  12. Implementation of Open Access: In Nov 2011,MoP announced all consumers to be eligible for Open Access who have their load more than 1 MW.Moreover state regulators have jurisdiction over fixing of energy charges for these consumers. Inspite of these efforts, there is a need to take strict steps to implement it as in some cases like Odisha they are trying to suppress it by Sec 11 of EA 2003.
  13. Renewable Energy Regulations: Renewable Energy Regulations has been made effective from 1st,April 2012 for five years.It lays down the guidelines for tariff determination and moreover the floor prices, forbearance prices have been revised. Forbearance Price of Non Solar RECs Rs 3300/MWh & Floor Price as Rs 1500/MWh(Solar RECs).

So, a bunch of steps have been taken to revive the Indian Power Sector but the Sector requires strong implementation strategy which will ultimately make India from Power deficit nation to power surplus nation.

References: PowerLine Magazine,Govt. sites like MoC,MoP etc

Is GCV Method apt for Indian Scenario??

Posted on Updated on

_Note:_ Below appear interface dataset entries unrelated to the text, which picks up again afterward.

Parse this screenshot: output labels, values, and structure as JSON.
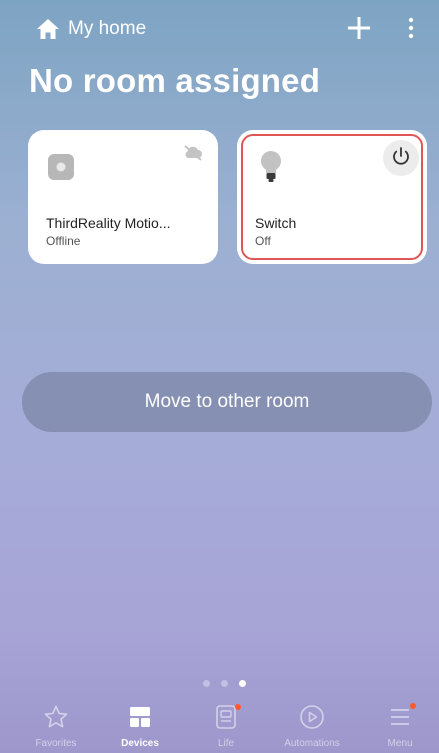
{
  "header": {
    "home_label": "My home",
    "title": "No room assigned"
  },
  "devices": [
    {
      "name": "ThirdReality Motio...",
      "status": "Offline",
      "icon": "sensor-icon"
    },
    {
      "name": "Switch",
      "status": "Off",
      "icon": "bulb-icon"
    }
  ],
  "actions": {
    "move_label": "Move to other room"
  },
  "pager": {
    "pages": 3,
    "current": 3
  },
  "nav": [
    {
      "label": "Favorites",
      "icon": "star-icon"
    },
    {
      "label": "Devices",
      "icon": "devices-icon"
    },
    {
      "label": "Life",
      "icon": "life-icon"
    },
    {
      "label": "Automations",
      "icon": "automations-icon"
    },
    {
      "label": "Menu",
      "icon": "menu-icon"
    }
  ],
  "colors": {
    "highlight": "#e05555",
    "badge": "#ff5a2c"
  }
}
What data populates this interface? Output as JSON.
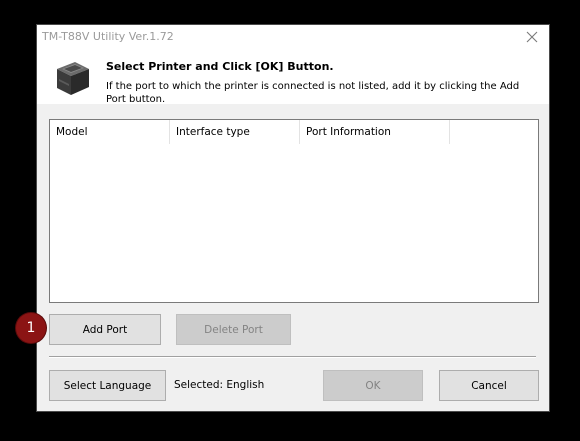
{
  "window": {
    "title": "TM-T88V Utility Ver.1.72",
    "close_icon": "close-icon"
  },
  "header": {
    "icon": "printer-icon",
    "title": "Select Printer and Click [OK] Button.",
    "description": "If the port to which the printer is connected is not listed, add it by clicking the Add Port button."
  },
  "port_list": {
    "columns": [
      "Model",
      "Interface type",
      "Port Information",
      ""
    ],
    "rows": []
  },
  "buttons": {
    "add_port": "Add Port",
    "delete_port": "Delete Port",
    "select_language": "Select Language",
    "ok": "OK",
    "cancel": "Cancel"
  },
  "language": {
    "selected_text": "Selected: English"
  },
  "annotation": {
    "step_number": "1"
  },
  "colors": {
    "badge": "#8b1414",
    "button_face": "#e1e1e1",
    "disabled_text": "#838383"
  }
}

The average cost of coal production in India is steadily increasing, despite increase in
productivity. The coal pricing mechanism is not consistent with the international practice.
Prior to nationalization in 1973, coal prices were set administratively low in comparison
to the production cost leading to losses for many coal mining companies. To allay some
of these losses government set up the Bureau of Industrial Cost & Prices in 1970 to
recommend the appropriate price of coal, based on the average of production cost of all
mines which led to problem for the coal companies with high production cost. In 2000 a new
Colliery order was passed for deregulating the prices of all the grades of coal and Ministry of
Coal will no longer involved in setting the price of coal. According to the order each coal
company is allowed to set its own sale price based on the prevailing market prices.
The recent move of Coal India to resort to fix sale price of coal on Gross Calorific Value (GCV)
rather than on useful heat value of the fuel will have a direct impact on the sale price. This
clearly indicates that Colliery order which is still in place, but only on the paper as the prices
are still being guided by the Government. Though the GCV practice is very much consistent
with the International practice, we need to address one main question as far as India is
concerned: Do we have the proper infrastructure in the place which can accommodate this
practice? As per CIL, the move will have negligible effect where as NTPC claimed that their
coal bill will be rise by 40% from ` 20, 000 Cr to ` 28, 000 Cr. Also there is no clarity on the
method which is to be adopt by CIL for classification, sampling and analysis to finalize the
grade of coal or GCV band of mine. Another important question which raises concern that
why Coal India has gone for GCV analysis on its own where as the Office of The Coal
Controller is the authorized body for declaring the grades and ascertaining the coal
availability. NTPC the largest consumer of coal has requested the Power Ministry to take up
Tthe issue with Coal Ministry. But, all goes in vain as Coal India moved to the new system from
January 1, 2012.
Many of the public utilities have complained that this new system had resulted for wrong
classification of coal because the quality of the same coal which they were getting before 31
st
December, 2011 as 4200 GCV now they are procuring as 5300 GCV. This points the accusing
finger on the classification procedure and implementation of GCV by CIL. Companies have to
pay much higher prices for the same quality coal than what is required. It is good to keep
pace with international practices but to implement it blindly without proper planning is
surely not a justifiable move by CIL.